A Burning Issue: Health and Wealth up in Smoke

Author Affiliations

Vanderbilt University Medical Center Nashville, TN 37205

Arch Intern Med. 1986;146(8):1494-1495. doi:10.1001/archinte.1986.00360200044005

Smokers must face the fact that they do not live in a vacuum. Never mind the 'passive' smoking controversy for the time being; smoking adversely affects things more near and dear to nonsmokers' hearts than their lungs—it reaches into their very wallets as well.
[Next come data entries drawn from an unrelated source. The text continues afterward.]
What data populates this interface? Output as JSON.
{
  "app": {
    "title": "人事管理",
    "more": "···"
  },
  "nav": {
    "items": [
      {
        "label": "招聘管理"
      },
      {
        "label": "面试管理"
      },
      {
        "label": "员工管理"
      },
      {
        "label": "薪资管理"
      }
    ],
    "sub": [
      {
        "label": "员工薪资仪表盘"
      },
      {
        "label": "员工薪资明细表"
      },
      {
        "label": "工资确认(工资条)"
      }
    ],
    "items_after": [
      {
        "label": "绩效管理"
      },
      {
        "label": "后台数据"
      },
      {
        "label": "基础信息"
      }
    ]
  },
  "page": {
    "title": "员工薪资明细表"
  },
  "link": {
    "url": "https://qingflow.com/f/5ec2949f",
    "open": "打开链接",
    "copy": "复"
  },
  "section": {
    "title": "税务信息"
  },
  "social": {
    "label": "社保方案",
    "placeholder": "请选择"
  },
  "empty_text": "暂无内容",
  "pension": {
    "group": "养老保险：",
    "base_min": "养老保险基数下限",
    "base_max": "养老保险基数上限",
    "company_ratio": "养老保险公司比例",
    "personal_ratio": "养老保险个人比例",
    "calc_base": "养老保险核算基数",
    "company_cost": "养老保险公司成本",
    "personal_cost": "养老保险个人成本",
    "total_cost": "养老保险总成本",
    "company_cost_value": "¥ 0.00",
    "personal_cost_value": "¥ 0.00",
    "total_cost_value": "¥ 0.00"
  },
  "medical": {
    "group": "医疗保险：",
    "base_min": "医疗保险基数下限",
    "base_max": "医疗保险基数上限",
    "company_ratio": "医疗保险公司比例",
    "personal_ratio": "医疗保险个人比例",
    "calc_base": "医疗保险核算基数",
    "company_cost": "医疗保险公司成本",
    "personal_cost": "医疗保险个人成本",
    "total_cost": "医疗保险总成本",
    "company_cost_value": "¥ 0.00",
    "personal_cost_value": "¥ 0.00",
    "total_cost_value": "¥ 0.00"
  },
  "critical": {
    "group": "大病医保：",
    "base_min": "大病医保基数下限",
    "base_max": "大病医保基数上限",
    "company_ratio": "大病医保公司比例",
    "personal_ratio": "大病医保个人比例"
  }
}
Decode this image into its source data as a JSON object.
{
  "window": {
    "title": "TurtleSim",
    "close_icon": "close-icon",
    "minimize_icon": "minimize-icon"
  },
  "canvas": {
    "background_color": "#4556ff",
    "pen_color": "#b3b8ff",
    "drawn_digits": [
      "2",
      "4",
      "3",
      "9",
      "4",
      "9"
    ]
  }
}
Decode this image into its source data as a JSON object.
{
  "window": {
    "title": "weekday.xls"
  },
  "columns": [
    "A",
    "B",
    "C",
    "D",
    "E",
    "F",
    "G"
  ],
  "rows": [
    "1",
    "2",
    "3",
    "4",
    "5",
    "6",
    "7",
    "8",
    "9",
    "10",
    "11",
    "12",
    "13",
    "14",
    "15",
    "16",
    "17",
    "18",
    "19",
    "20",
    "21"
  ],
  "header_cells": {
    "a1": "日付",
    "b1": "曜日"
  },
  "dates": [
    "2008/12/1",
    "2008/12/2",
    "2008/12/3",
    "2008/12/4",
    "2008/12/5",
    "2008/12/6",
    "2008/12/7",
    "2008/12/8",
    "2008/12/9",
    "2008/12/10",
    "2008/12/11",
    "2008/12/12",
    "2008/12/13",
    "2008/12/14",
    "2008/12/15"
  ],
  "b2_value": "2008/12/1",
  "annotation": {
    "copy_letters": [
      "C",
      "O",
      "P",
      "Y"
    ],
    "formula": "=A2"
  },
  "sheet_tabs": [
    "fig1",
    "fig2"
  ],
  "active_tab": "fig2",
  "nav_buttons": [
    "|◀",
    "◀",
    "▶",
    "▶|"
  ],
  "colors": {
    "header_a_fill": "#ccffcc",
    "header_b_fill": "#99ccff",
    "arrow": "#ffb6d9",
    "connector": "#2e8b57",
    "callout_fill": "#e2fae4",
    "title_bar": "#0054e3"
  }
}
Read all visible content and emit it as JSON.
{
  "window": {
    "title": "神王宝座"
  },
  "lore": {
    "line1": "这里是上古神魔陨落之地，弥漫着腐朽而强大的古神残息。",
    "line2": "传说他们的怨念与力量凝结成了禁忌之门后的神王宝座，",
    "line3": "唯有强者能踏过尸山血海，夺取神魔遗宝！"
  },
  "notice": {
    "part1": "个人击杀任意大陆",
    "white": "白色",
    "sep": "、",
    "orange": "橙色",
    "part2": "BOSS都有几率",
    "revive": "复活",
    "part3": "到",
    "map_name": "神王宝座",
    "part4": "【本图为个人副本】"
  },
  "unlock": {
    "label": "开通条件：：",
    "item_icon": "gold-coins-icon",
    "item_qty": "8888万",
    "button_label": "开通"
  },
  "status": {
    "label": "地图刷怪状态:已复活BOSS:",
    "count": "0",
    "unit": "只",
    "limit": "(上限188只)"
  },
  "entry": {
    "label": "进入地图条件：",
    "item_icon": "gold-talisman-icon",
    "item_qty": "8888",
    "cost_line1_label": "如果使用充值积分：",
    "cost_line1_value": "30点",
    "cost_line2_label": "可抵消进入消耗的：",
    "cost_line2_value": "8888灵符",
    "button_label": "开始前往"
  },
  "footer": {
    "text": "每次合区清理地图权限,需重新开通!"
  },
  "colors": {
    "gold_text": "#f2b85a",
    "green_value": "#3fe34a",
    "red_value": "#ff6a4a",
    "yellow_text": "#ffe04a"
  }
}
A recent article in the New England Journal of Medicine estimates that the increased annual cost of medical care directly attributable to smoking and paid through higher taxes and health insurance premiums for everyone—including nonsmokers—is in excess of $100 per person.1 Thus smoking is more than mere self-indulgence and self-destruction; in this context, smoking is a crime.

In terms of 1985 dollars, smoking accounts for over $16 billion in total direct health care and an additional $37 billion in lost productivity and earnings every year.1 Certainly, smokers pay some of these costs through taxes on each pack of cigarettes they purchase, but they